Exercise objective: Can you give all the records again without altering a single character?

Interface dataset entries:

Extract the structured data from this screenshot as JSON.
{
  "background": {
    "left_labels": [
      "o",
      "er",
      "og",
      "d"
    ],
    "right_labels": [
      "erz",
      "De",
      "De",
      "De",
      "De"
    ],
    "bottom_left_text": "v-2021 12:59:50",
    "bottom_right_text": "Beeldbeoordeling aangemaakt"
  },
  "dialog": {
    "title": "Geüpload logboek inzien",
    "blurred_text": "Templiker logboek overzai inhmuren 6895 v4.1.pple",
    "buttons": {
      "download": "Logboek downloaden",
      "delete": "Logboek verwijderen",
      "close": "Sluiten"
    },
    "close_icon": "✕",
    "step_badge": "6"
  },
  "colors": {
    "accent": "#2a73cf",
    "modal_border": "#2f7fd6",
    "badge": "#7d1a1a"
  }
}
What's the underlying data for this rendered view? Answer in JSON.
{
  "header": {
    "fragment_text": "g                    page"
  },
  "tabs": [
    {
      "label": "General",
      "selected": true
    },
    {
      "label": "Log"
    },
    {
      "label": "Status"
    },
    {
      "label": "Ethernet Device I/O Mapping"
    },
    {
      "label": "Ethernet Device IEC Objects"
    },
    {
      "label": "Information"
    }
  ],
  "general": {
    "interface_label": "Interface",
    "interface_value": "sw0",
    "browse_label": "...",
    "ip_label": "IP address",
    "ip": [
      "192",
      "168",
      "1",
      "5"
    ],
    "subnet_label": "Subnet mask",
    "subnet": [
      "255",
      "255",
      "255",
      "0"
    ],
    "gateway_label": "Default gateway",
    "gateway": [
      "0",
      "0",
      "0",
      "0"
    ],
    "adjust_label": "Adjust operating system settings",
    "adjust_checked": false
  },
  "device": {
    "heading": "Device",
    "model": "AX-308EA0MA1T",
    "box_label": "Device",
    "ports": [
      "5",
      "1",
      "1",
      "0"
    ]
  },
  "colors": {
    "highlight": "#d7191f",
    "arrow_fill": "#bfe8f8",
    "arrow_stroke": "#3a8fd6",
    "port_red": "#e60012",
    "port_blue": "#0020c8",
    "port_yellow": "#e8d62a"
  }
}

Answer box:
Extract the structured data from this screenshot as JSON.
{
  "background": {
    "left_labels": [
      "o",
      "er",
      "og",
      "d"
    ],
    "right_labels": [
      "erz",
      "De",
      "De",
      "De",
      "De"
    ],
    "bottom_left_text": "v-2021 12:59:50",
    "bottom_right_text": "Beeldbeoordeling aangemaakt"
  },
  "dialog": {
    "title": "Geüpload logboek inzien",
    "blurred_text": "Templiker logboek overzai inhmuren 6895 v4.1.pple",
    "buttons": {
      "download": "Logboek downloaden",
      "delete": "Logboek verwijderen",
      "close": "Sluiten"
    },
    "close_icon": "✕",
    "step_badge": "6"
  },
  "colors": {
    "accent": "#2a73cf",
    "modal_border": "#2f7fd6",
    "badge": "#7d1a1a"
  }
}
What's the underlying data for this rendered view? Answer in JSON.
{
  "header": {
    "fragment_text": "g                    page"
  },
  "tabs": [
    {
      "label": "General",
      "selected": true
    },
    {
      "label": "Log"
    },
    {
      "label": "Status"
    },
    {
      "label": "Ethernet Device I/O Mapping"
    },
    {
      "label": "Ethernet Device IEC Objects"
    },
    {
      "label": "Information"
    }
  ],
  "general": {
    "interface_label": "Interface",
    "interface_value": "sw0",
    "browse_label": "...",
    "ip_label": "IP address",
    "ip": [
      "192",
      "168",
      "1",
      "5"
    ],
    "subnet_label": "Subnet mask",
    "subnet": [
      "255",
      "255",
      "255",
      "0"
    ],
    "gateway_label": "Default gateway",
    "gateway": [
      "0",
      "0",
      "0",
      "0"
    ],
    "adjust_label": "Adjust operating system settings",
    "adjust_checked": false
  },
  "device": {
    "heading": "Device",
    "model": "AX-308EA0MA1T",
    "box_label": "Device",
    "ports": [
      "5",
      "1",
      "1",
      "0"
    ]
  },
  "colors": {
    "highlight": "#d7191f",
    "arrow_fill": "#bfe8f8",
    "arrow_stroke": "#3a8fd6",
    "port_red": "#e60012",
    "port_blue": "#0020c8",
    "port_yellow": "#e8d62a"
  }
}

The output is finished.